All of us have this ability to visualize. In fact, we do it every night when we dream. Dreams are pictorial expressions of the subconscious mind, and sometimes the unconscious mind. They take the form of symbols and stories and they all have significance. Most of them arise merely to release pent-up inner tensions and conflicts; others may have universal significance and symbolize a truth of existence.
In yoga nidra we attempt to induce dreaming, but dreaming with two main differences:
1. The dreams are controlled, selected and guided. Ordinary dreams are completely random.
2. The dreams are experienced consciously. Most ordinary dreams in sleep are unconscious.
In yoga nidra, the selected, conscious dreams are induced by visualization in accordance with the instructions of the teacher.
The teacher should choose the symbols or objects of visualization very carefully. They should be chosen so that they help to remove tensions from the mind of the practitioner by stirring up old memories. In some cases this mental stirring up with symbols may cause some initial emotional upset, perhaps as one relives a past, long forgotten painful event.
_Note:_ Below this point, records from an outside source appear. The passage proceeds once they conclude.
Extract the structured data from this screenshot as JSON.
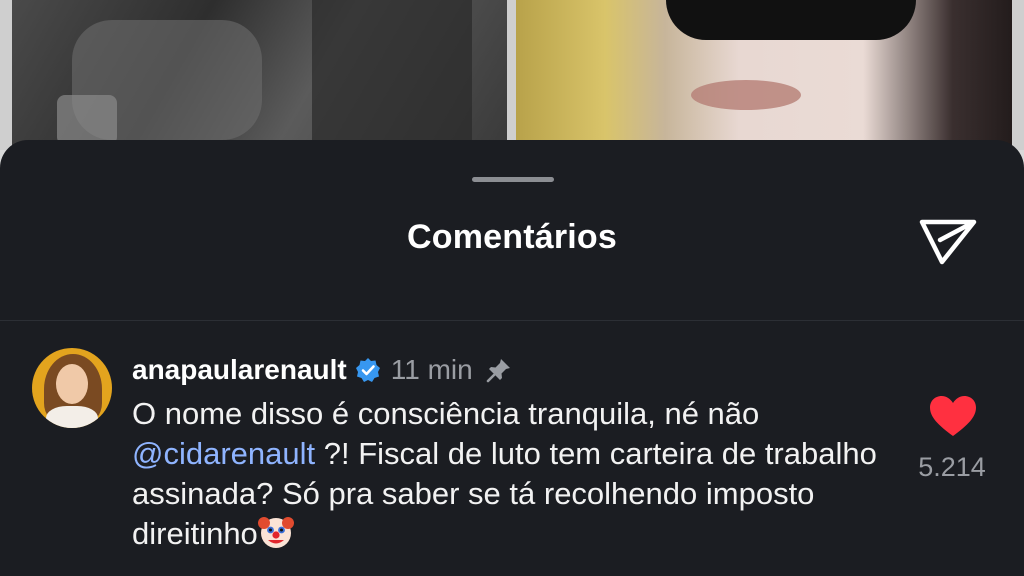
{
  "sheet": {
    "title": "Comentários"
  },
  "comment": {
    "username": "anapaularenault",
    "time": "11 min",
    "text_before_mention": "O nome disso é consciência tranquila, né não ",
    "mention": "@cidarenault",
    "text_after_mention": " ?! Fiscal de luto tem carteira de trabalho assinada? Só pra saber se tá recolhendo imposto direitinho",
    "like_count": "5.214",
    "liked": true
  },
  "colors": {
    "sheet_bg": "#1b1d22",
    "accent_mention": "#8fb4ff",
    "verified_badge": "#3797f0",
    "like_red": "#ff3040"
  },
  "icons": {
    "share": "paper-plane-icon",
    "verified": "verified-badge-icon",
    "pin": "pin-icon",
    "like": "heart-icon",
    "emoji": "clown-face-emoji"
  }
}
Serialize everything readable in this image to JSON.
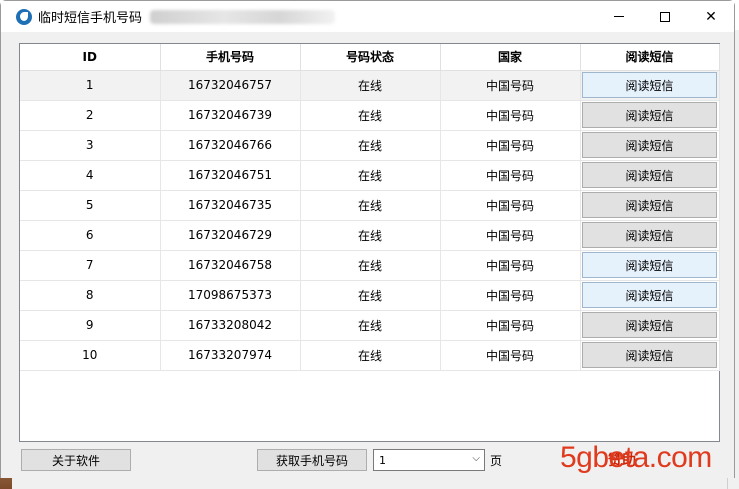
{
  "window": {
    "title": "临时短信手机号码",
    "controls": {
      "minimize": "—",
      "maximize": "☐",
      "close": "✕"
    }
  },
  "table": {
    "headers": [
      "ID",
      "手机号码",
      "号码状态",
      "国家",
      "阅读短信"
    ],
    "rows": [
      {
        "id": "1",
        "phone": "16732046757",
        "status": "在线",
        "country": "中国号码",
        "action": "阅读短信"
      },
      {
        "id": "2",
        "phone": "16732046739",
        "status": "在线",
        "country": "中国号码",
        "action": "阅读短信"
      },
      {
        "id": "3",
        "phone": "16732046766",
        "status": "在线",
        "country": "中国号码",
        "action": "阅读短信"
      },
      {
        "id": "4",
        "phone": "16732046751",
        "status": "在线",
        "country": "中国号码",
        "action": "阅读短信"
      },
      {
        "id": "5",
        "phone": "16732046735",
        "status": "在线",
        "country": "中国号码",
        "action": "阅读短信"
      },
      {
        "id": "6",
        "phone": "16732046729",
        "status": "在线",
        "country": "中国号码",
        "action": "阅读短信"
      },
      {
        "id": "7",
        "phone": "16732046758",
        "status": "在线",
        "country": "中国号码",
        "action": "阅读短信"
      },
      {
        "id": "8",
        "phone": "17098675373",
        "status": "在线",
        "country": "中国号码",
        "action": "阅读短信"
      },
      {
        "id": "9",
        "phone": "16733208042",
        "status": "在线",
        "country": "中国号码",
        "action": "阅读短信"
      },
      {
        "id": "10",
        "phone": "16733207974",
        "status": "在线",
        "country": "中国号码",
        "action": "阅读短信"
      }
    ]
  },
  "footer": {
    "about_label": "关于软件",
    "fetch_label": "获取手机号码",
    "page_value": "1",
    "page_unit": "页",
    "praise_label": "赞助"
  },
  "watermark": "5gbeta.com",
  "colors": {
    "watermark": "#e03a1e",
    "praise": "#cc2200",
    "app_icon": "#1f6fb5"
  }
}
Once this initial emotional shock is experienced, the tension is exhausted and there is greater harmony in the mind. Sometimes the symbol that causes the release of pent-up tension can seem to be insignificant to another person. Let us give an illustration.
A lady was doing yoga nidra. Her teacher told her to visualize a red car. There was an explosion in her mind. Immediately she started shaking with emotional shock, but after a short time she felt very relaxed. Later she explained to her teacher what had happened. She had been in Nazi Germany. When she was very young her father and mother had been taken away by the Gestapo in a bright red car. She never saw her parents again. From that age onwards she forgot (or rather suppressed) the memory of the incident. Yet, in seed form, the emotionally loaded memory had remained firmly impressed on her mind. It caused her endless unhappiness in life, though she did not know it. All she knew was the unhappiness that it caused. The mere mention of the words red car while she was in the perceptive state of yoga nidra induced remembrance. She actually relived the past, the time when her parents were being taken away from her. She felt and expressed the emotional shock during yoga nidra. After a short time the emotional contents of the memory were exhausted. She felt very relaxed. This was the start, only the start mind you, towards a happier life.
This is one example of the mechanism of releasing deeper tensions of the mind in yoga nidra through visualization. All the tensions of the mind, minor or major, can be removed in a similar manner, though generally their manifestation will not be as obvious as the example that we have just given. Most tensions evaporate more smoothly.
When most of the tensions have been removed from the mind, then it should be possible to hold one image in the mind. This is called dharana where one visualizes one symbol to the exclusion of all others. This is a more advanced stage of yoga nidra and leads to dhyana.